Reading through the journals of the women, seeing their artwork that expresses their feelings, seeing how they dress and hold themselves, one gets a strong sense of them struggling with maturity: many of the women in their twenties and thirties seem childlike. One picture, of thirty-one-year-old Cara shows her standing in front of a Christmas Tree: she has a pre-adolescent body and she smiles at the camera as if in a daze; round her neck she wears a silver garland for decoration. She looks more like an 8-year-old.
Greenfield's photography is deceptively powerful. She spent a substantial portion of time at the Renfrew Center, and so she managed to gain the trust of her subjects. So they look at the camera with familiarity, letting their emotions play on their faces. Their journals tell us what thoughts are passing through their heads. Greenfield frames her pictures straightforwardly, and she often selects vibrant colors. Sometimes the suffering she shows seems almost comical because it is so absurd: in one image, two girls hold hands to comfort each other in their ordeal of having to eat desert at the end of dinner; in another, at a therapy session, the residence sit around a table eying an opened box of Pop-tarts with fear and suspicion. Yet in other pictures, we see self-mutilation and pain and learn about their fears that can lead to such self-destructive behavior as to threaten their lives.
There have been many clinical accounts of eating disorders and a few memoirs of anorexia, but Thin is exceptional in how it conveys the feelings and preoccupations of the residents at Renfrew. It is a remarkable book.
© 2007 Christian Perring. All rights reserved.
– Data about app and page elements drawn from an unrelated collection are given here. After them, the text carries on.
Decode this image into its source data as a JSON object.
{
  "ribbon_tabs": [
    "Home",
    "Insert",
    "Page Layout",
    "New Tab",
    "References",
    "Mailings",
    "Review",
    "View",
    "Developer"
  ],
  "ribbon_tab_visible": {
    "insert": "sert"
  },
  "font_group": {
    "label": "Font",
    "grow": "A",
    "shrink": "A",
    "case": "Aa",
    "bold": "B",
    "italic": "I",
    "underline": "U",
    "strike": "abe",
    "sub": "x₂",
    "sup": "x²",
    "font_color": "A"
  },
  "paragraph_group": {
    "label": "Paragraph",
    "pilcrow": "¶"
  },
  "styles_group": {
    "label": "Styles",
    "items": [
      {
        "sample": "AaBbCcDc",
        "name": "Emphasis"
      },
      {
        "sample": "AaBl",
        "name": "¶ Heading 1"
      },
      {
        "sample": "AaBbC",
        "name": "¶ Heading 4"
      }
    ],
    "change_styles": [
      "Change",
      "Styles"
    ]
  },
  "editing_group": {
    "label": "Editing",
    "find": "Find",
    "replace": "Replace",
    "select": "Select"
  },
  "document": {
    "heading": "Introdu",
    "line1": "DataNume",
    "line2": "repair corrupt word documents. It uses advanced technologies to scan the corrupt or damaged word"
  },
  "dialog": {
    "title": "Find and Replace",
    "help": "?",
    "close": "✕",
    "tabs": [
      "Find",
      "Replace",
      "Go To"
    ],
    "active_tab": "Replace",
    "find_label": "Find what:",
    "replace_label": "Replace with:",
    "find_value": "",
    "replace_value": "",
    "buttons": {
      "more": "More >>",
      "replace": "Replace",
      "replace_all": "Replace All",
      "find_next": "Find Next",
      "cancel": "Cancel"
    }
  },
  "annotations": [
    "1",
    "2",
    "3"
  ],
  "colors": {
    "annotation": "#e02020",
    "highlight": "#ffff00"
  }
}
Christian Perring, Ph.D., is Academic Chair of the Arts & Humanities Division and Chair of the Philosophy Department at Dowling College, Long Island. He is also editor of Metapsychology Online Reviews. His main research is on philosophical issues in medicine, psychiatry and psychology.